Medical marijuana initiative clears early legal hurdles
April 21, 2004
Allison Farrell, The Missoulan
HELENA - Advocates for the medical use of marijuana will begin collecting signatures across Montana next week on petitions seeking to place the issue on the November ballot.Both the secretary of state and the attorney general ruled this week that Montana's marijuana initiative, dubbed Initiative 148, meets legal muster.
Advocates must collect a minimum of 20,510 signatures from qualified voters, including signatures from 5 percent of voters in at least 28 of Montana's 56 counties by June 18 before the initiative can be placed on the ballot.
State lawmakers killed a similar measure seeking legalization of medical use of marijuana during the 2003 session.
Eight states - Hawaii, Alaska, Oregon, Washington, California, Nevada, Colorado and Maine - have adopted laws allowing chronically ill patients to possess, use and grow marijuana for medical purposes if they have a doctor's recommendation.
Last year, Maryland reduced the penalties for chronically ill people caught with medical marijuana, and Arizona adopted a law permitting the use of medical marijuana with a doctor's prescription.
The Marijuana Policy Project, headquartered in Washington D.C., is pushing the measure in Montan. Paul Befumo, a University of Montana Law School graduate and Missoula estate planner, is heading the campaign here.
'The initiative is about simple compassion and common sense,' Befumo said in a phone interview Wednesday. 'People fighting AIDS or cancer shouldn't suffer when marijuana can provide relief.'
Befumo, who watched his cancer-stricken father die a painful death, said the medical use of marijuana could have helped his father keep food down.

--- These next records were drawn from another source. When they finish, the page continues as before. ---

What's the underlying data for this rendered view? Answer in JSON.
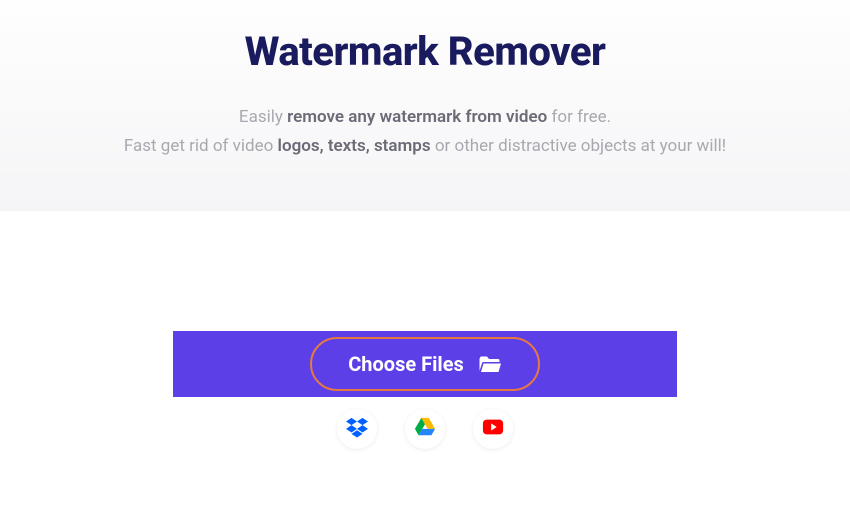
{
  "hero": {
    "title": "Watermark Remover",
    "line1_pre": "Easily ",
    "line1_bold": "remove any watermark from video",
    "line1_post": " for free.",
    "line2_pre": "Fast get rid of video ",
    "line2_bold": "logos, texts, stamps",
    "line2_post": " or other distractive objects at your will!"
  },
  "upload": {
    "choose_files_label": "Choose Files"
  },
  "cloud_sources": {
    "dropbox": "Dropbox",
    "google_drive": "Google Drive",
    "youtube": "YouTube"
  },
  "colors": {
    "primary": "#5d3fe8",
    "accent_border": "#e67843",
    "title": "#1a1a5e"
  }
}
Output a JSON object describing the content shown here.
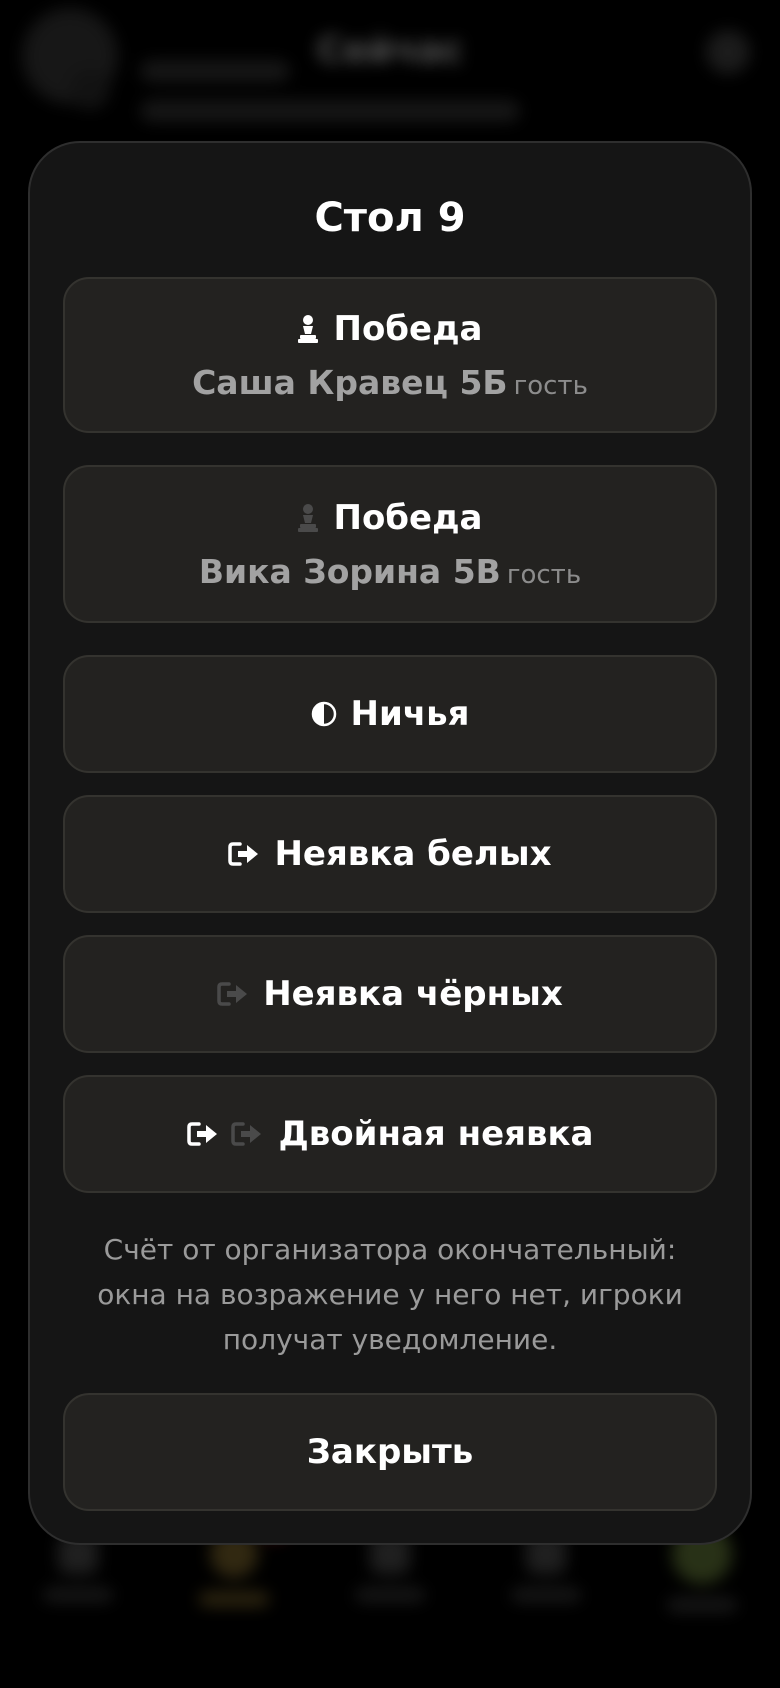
{
  "background": {
    "title": "Сейчас"
  },
  "modal": {
    "title": "Стол 9",
    "options": [
      {
        "label": "Победа",
        "player": "Саша Кравец 5Б",
        "tag": "гость",
        "icon": "white-pawn-icon"
      },
      {
        "label": "Победа",
        "player": "Вика Зорина 5В",
        "tag": "гость",
        "icon": "black-pawn-icon"
      },
      {
        "label": "Ничья",
        "icon": "half-circle-icon"
      },
      {
        "label": "Неявка белых",
        "icon": "exit-white-icon"
      },
      {
        "label": "Неявка чёрных",
        "icon": "exit-black-icon"
      },
      {
        "label": "Двойная неявка",
        "icon": "exit-both-icon"
      }
    ],
    "note": "Счёт от организатора окончательный: окна на возражение у него нет, игроки получат уведомление.",
    "close_label": "Закрыть"
  },
  "colors": {
    "sheet_bg": "#151515",
    "button_bg": "#232220",
    "text_primary": "#ffffff",
    "text_secondary": "#a2a2a2"
  }
}
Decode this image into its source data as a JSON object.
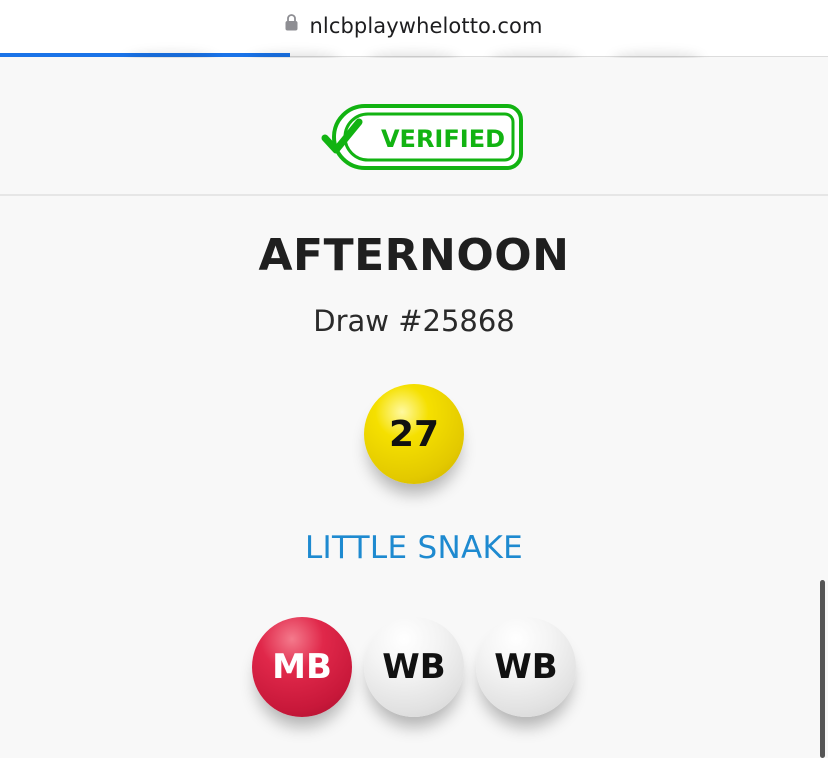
{
  "browser": {
    "url": "nlcbplaywhelotto.com",
    "progress": 0.35
  },
  "badge": {
    "label": "VERIFIED",
    "color": "#12b312"
  },
  "draw": {
    "title": "AFTERNOON",
    "number": "Draw #25868",
    "winning_number": "27",
    "mark_name": "LITTLE SNAKE",
    "mark_color": "#1e8ad0",
    "balls": [
      {
        "label": "MB",
        "color": "#d62244"
      },
      {
        "label": "WB",
        "color": "#ececec"
      },
      {
        "label": "WB",
        "color": "#ececec"
      }
    ]
  },
  "icons": {
    "lock": "lock-icon",
    "check": "check-icon"
  }
}
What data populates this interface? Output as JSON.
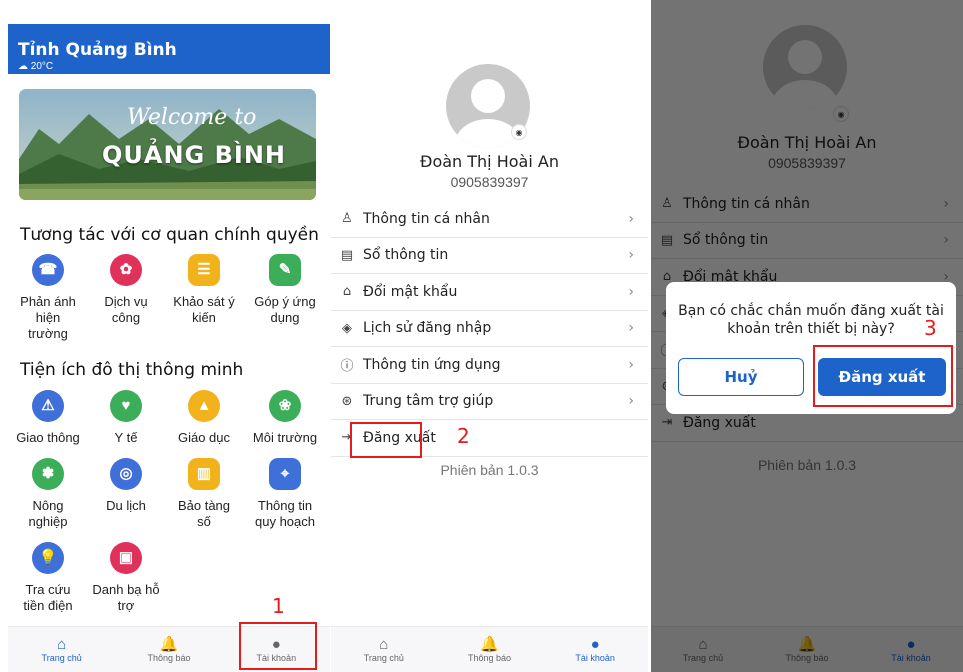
{
  "screen1": {
    "header_title": "Tỉnh Quảng Bình",
    "weather": "20°C",
    "banner_welcome": "Welcome to",
    "banner_place": "QUẢNG BÌNH",
    "section1_title": "Tương tác với cơ quan chính quyền",
    "section1_items": [
      {
        "label": "Phản ánh hiện trường",
        "icon": "megaphone-icon",
        "color": "#3f6fd8"
      },
      {
        "label": "Dịch vụ công",
        "icon": "public-service-icon",
        "color": "#e0315a"
      },
      {
        "label": "Khảo sát ý kiến",
        "icon": "survey-icon",
        "color": "#f2b21c"
      },
      {
        "label": "Góp ý ứng dụng",
        "icon": "feedback-icon",
        "color": "#3cae5a"
      }
    ],
    "section2_title": "Tiện ích đô thị thông minh",
    "section2_items": [
      {
        "label": "Giao thông",
        "icon": "traffic-icon",
        "color": "#3f6fd8"
      },
      {
        "label": "Y tế",
        "icon": "health-icon",
        "color": "#3cae5a"
      },
      {
        "label": "Giáo dục",
        "icon": "education-icon",
        "color": "#f2b21c"
      },
      {
        "label": "Môi trường",
        "icon": "environment-icon",
        "color": "#3cae5a"
      },
      {
        "label": "Nông nghiệp",
        "icon": "agriculture-icon",
        "color": "#3cae5a"
      },
      {
        "label": "Du lịch",
        "icon": "travel-icon",
        "color": "#3f6fd8"
      },
      {
        "label": "Bảo tàng số",
        "icon": "museum-icon",
        "color": "#f2b21c"
      },
      {
        "label": "Thông tin quy hoạch",
        "icon": "map-icon",
        "color": "#3f6fd8"
      },
      {
        "label": "Tra cứu tiền điện",
        "icon": "electricity-icon",
        "color": "#3f6fd8"
      },
      {
        "label": "Danh bạ hỗ trợ",
        "icon": "contacts-icon",
        "color": "#e0315a"
      }
    ],
    "step_number": "1"
  },
  "nav": {
    "home": "Trang chủ",
    "notifications": "Thông báo",
    "account": "Tài khoản"
  },
  "profile": {
    "name": "Đoàn Thị Hoài An",
    "phone": "0905839397",
    "menu": [
      "Thông tin cá nhân",
      "Sổ thông tin",
      "Đổi mật khẩu",
      "Lịch sử đăng nhập",
      "Thông tin ứng dụng",
      "Trung tâm trợ giúp"
    ],
    "logout": "Đăng xuất",
    "version": "Phiên bản 1.0.3",
    "step_number": "2"
  },
  "dialog": {
    "question": "Bạn có chắc chắn muốn đăng xuất tài khoản trên thiết bị này?",
    "cancel": "Huỷ",
    "confirm": "Đăng xuất",
    "step_number": "3"
  },
  "colors": {
    "primary": "#1e63c9",
    "highlight": "#e61b1b"
  }
}
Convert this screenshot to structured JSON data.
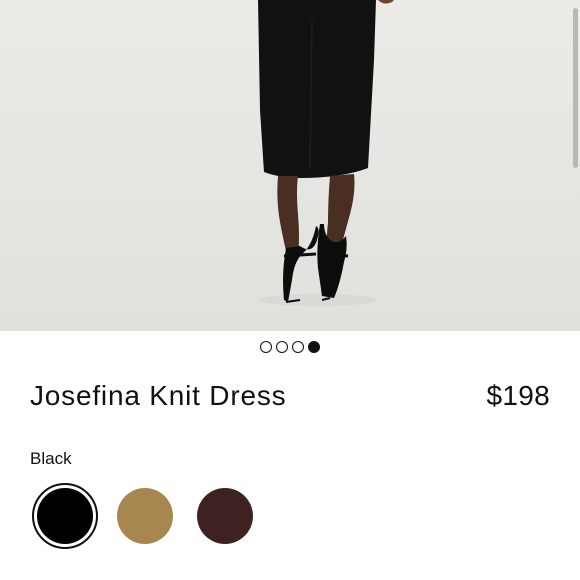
{
  "product": {
    "title": "Josefina Knit Dress",
    "price": "$198"
  },
  "gallery": {
    "image_count": 4,
    "active_index": 3,
    "image_alt": "model wearing black knit midi dress with black heels"
  },
  "colors": {
    "selected_name": "Black",
    "options": [
      {
        "name": "Black",
        "hex": "#000000",
        "selected": true
      },
      {
        "name": "Tan",
        "hex": "#a7864f",
        "selected": false
      },
      {
        "name": "Brown",
        "hex": "#3e2221",
        "selected": false
      }
    ]
  },
  "theme": {
    "background": "#ffffff",
    "text": "#111111",
    "photo_background": "#e6e5e1"
  }
}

Instead, chemotherapy made Befumo's father constantly nauseous, and he died weighing less than 150 pounds.
'I am almost 100 percent sure it would have made his life better, even if he died at the same time,' Befumo said. 'He wouldn't have suffered as much.'
If the Montana marijuana initiative is passed by a simple majority of voters, then patients under medical supervision could use marijuana to alleviate the symptoms of several specific conditions including cancer, glaucoma, HIV/AIDS or other conditions or treatments that produce wasting, severe or chronic pain, severe nausea, seizures, severe muscle spasms or other conditions as defined by the state.
Additionally, a patient or a patient's caregiver could register to grow and possess limited amounts of marijuana by submitting to the state written certification from a physician documenting a debilitating medical condition that would benefit from marijuana use.
Befumo said volunteers and professional signature collectors will begin soliciting signatures for the petition next week. County election officials must receive signed initiative petitions by June 18. Election officials then have until July 16 to verify the authenticity of petition signatures and file them with the secretary of state's office.
The communications director for the national Marijuana Policy Project said people - more so than lawmakers - approve of the medical use of marijuana.
'The public is consistently in support of allowing seriously ill people to use medical marijuana,' Bruce Mirken said from his San Francisco office Wednesday. 'What we have, frankly, is a small group of drug war fanatics in Washington, D.C., who are just absolutely dug into an ideological position. They refuse to look at the science or the simple common sense.'
If passed, Initiative 148 would be effective upon voter approval.